This book blew me away. It was pretty much perfect.
Creepy and mysterious, with a plucky and flawed group of teen heroes.
A horror comedy–heavy on the comedy.
The Isle of Blood by Rick Yancey
Creepy and pretty–I love these covers.
This is the 3rd book in a series. Unavoidable spoilers for the first two books in the series below!!!
When Dr. Warthrop goes hunting the “Holy Grail of Monstrumology” with his eager new assistant, Arkwright, he leaves Will Henry in New York. Finally, Will can enjoy something that always seemed out of reach: a normal life with a real family. But part of Will can’t let go of Dr. Warthrop, and when Arkwright returns claiming that the doctor is dead, Will is devastated–and not convinced.
Determined to discover the truth, Will travels to London, knowing that if he succeeds, he will be plunging into depths of horror worse than anything he has experienced so far. His journey will take him to Socotra, the Isle of Blood, where human beings are used to make nests and blood rains from the sky–and will put Will Henry’s loyalty to the ultimate test. Continue reading
The Experiment in Terror Series, 1-6, inclusive, by Karina Halle
Ooooo, pretty. Ominous. I likey. (Note: Halle deserves mad props for this cover, because this is self-published, guys. Most self-published books look like someone who has just learned the basics of Photoshop that day cut & pasted ALL THE CLIP ARTS, then used five of their favorite effects on the result.)
With all the vampire, werewolf and faerie books out there, it’s easy to become numb to all things supernatural. The antidote? Darkhouse introduces two real and unforgettable characters, Perry Palomino & Dex Foray, amateur ghost hunters who are “attractive, relatable and oddly heroic,” “flawed but loveable,” “slightly crazy” and just the most endearing pair to ever tackle the paranormal…just don’t call them normal. Darkhouse is a thrilling and sexy new take on concepts like Supernatural and The X-Files, bringing a breath of fresh air to a genre that has been inundated with the dead. ***Darkhouse and the Experiment in Terror series is a horror/romance for mature audiences only. Readers who are easily offended by harsh language should think twice about reading it.*** Continue reading
The Diviners by Libba Bray
Pretty, thematic, a little bit creepy, no evening gown in sight (even though Evie wears some dresses that are just the bees knees!). Basically the perfect cover for the book.
Evie O’Neill has been exiled from her boring old hometown and shipped off to the bustling streets of New York City–and she is pos-i-toot-ly thrilled. New York is the city of speakeasies, shopping, and movie palaces! Soon enough, Evie is running with glamorous Ziegfield girls and rakish pickpockets. The only catch is Evie has to live with her Uncle Will, curator of The Museum of American Folklore, Superstition, and the Occult–also known as “The Museum of the Creepy Crawlies.”
When a rash of occult-based murders comes to light, Evie and her uncle are right in the thick of the investigation.
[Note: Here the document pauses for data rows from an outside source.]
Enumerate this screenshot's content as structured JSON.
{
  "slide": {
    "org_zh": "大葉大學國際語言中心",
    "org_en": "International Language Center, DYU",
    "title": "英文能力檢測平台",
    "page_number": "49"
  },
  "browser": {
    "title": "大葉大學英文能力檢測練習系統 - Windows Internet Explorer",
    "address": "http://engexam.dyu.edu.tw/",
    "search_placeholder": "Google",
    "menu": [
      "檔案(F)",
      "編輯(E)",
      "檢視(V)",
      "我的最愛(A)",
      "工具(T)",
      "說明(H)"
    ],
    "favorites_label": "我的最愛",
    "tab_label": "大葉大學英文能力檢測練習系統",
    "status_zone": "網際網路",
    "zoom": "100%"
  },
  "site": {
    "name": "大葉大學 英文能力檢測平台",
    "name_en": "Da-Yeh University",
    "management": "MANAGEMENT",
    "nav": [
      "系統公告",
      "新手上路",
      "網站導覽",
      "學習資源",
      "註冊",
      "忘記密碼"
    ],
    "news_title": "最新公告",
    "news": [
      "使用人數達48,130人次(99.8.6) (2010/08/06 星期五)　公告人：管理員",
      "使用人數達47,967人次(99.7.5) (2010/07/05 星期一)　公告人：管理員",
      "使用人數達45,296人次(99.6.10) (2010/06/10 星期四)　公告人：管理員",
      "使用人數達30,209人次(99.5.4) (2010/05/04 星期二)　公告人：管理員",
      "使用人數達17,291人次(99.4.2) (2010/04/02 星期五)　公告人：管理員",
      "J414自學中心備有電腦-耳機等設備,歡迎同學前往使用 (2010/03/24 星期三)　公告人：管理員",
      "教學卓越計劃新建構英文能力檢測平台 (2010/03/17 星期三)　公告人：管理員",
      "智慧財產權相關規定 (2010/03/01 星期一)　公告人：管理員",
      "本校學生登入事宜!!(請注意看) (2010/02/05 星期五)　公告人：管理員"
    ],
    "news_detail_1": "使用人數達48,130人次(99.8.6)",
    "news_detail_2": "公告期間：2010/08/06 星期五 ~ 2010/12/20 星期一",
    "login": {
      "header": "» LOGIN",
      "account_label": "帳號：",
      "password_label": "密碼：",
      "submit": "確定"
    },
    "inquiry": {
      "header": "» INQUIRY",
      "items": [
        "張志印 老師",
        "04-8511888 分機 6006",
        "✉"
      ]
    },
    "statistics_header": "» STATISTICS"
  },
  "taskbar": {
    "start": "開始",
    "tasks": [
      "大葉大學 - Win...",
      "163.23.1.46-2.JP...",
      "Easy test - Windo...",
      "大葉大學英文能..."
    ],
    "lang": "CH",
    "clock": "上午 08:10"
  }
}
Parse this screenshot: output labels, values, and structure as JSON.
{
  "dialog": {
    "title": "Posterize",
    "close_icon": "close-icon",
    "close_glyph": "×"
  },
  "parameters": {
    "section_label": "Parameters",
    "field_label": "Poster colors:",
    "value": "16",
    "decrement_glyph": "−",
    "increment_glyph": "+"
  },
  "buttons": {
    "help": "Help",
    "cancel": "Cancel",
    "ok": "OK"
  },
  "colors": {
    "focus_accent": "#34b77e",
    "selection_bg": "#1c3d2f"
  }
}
And through it all, Evie has a secret: a mysterious power that could help catch the killer–if he doesn’t catch her first. Continue reading
Hopeless, Maine: Personal Demons by Tom and Nimue Brown
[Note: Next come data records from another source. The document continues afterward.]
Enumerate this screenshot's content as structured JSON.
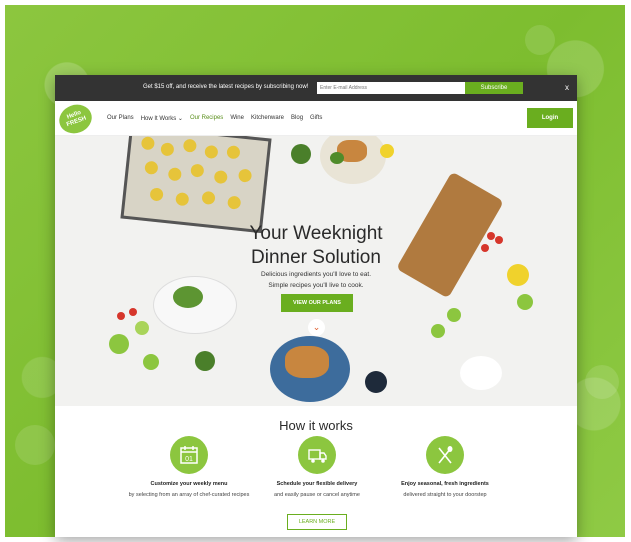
{
  "promo": {
    "text": "Get $15 off, and receive the latest recipes by subscribing now!",
    "email_placeholder": "Enter E-mail Address",
    "subscribe_label": "Subscribe",
    "close_label": "x"
  },
  "nav": {
    "logo_line1": "Hello",
    "logo_line2": "FRESH",
    "links": [
      {
        "label": "Our Plans"
      },
      {
        "label": "How It Works ⌄"
      },
      {
        "label": "Our Recipes"
      },
      {
        "label": "Wine"
      },
      {
        "label": "Kitchenware"
      },
      {
        "label": "Blog"
      },
      {
        "label": "Gifts"
      }
    ],
    "login_label": "Login"
  },
  "hero": {
    "title_line1": "Your Weeknight",
    "title_line2": "Dinner Solution",
    "sub_line1": "Delicious ingredients you'll love to eat.",
    "sub_line2": "Simple recipes you'll live to cook.",
    "cta_label": "VIEW OUR PLANS",
    "down_arrow": "⌄"
  },
  "how": {
    "title": "How it works",
    "steps": [
      {
        "title": "Customize your weekly menu",
        "desc": "by selecting from an array of chef-curated recipes",
        "icon": "calendar-icon",
        "icon_text": "01"
      },
      {
        "title": "Schedule your flexible delivery",
        "desc": "and easily pause or cancel anytime",
        "icon": "delivery-truck-icon"
      },
      {
        "title": "Enjoy seasonal, fresh ingredients",
        "desc": "delivered straight to your doorstep",
        "icon": "fork-spoon-icon"
      }
    ],
    "learn_more_label": "LEARN MORE"
  },
  "colors": {
    "brand_green": "#8cc63f",
    "button_green": "#6aae1f",
    "promo_bar": "#333333"
  }
}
Beautifully creepy. I love this cover art so much: it gives me the shivers, but in a really good way.
Trapped on an island off the coast of Maine, the people of Hopeless find life a little darker and more dangerous with every day that passes. The number of orphans rises continually, but who can say what happens to their parents? Plenty of the bodies are never found. This is not the stuff of happy, careless childhoods, it is instead fertile ground for personal demons. In Hopeless, the demons are not always abstract concepts. Some of them have very real teeth, and very real horns. The island has been isolated for a very long time. Partly because of being small and forgotten, partly because the rocks and currents do not encourage visitors, Hopeless is surrounded by fog and overrun with nightmarish creatures, from small things with tentacles to demons and vampires. It’s a peculiar place. Here, almost anything can happen, from the weird and unsettling to the darkly funny. With a cast of freaks, nutters and the odd power crazed psychopath, life in Hopeless is seldom dull. Hopeless is also about who you choose to be. The tale is a protest against apathy, and against the small evils that everyone takes for granted. The worst monsters frequently aren’t the ones with the obvious teeth – who are merely dangerous by nature – but the apparently ordinary people who choose to do hideous things.
Pump Six and Other Stories by Paolo Bacigalupi
Looks hardcore and appropriately mixed-up for a collection of (mostly) unrelated stories.
Paolo Bacigalupi’s debut collection demonstrates the power and reach of the science fiction short story. Social criticism, political parable, and environmental advocacy lie at the center of Paolo’s work. Each of the stories herein is at once a warning, and a celebration of the tragic comedy of the human experience.
The eleven stories in Pump Six represent the best Paolo’s work, including the Hugo nominee “Yellow Card Man,” the Nebula and Hugo nominated story “The People of Sand and Slag,” and the Sturgeon Award-winning story “The Calorie Man.” Continue reading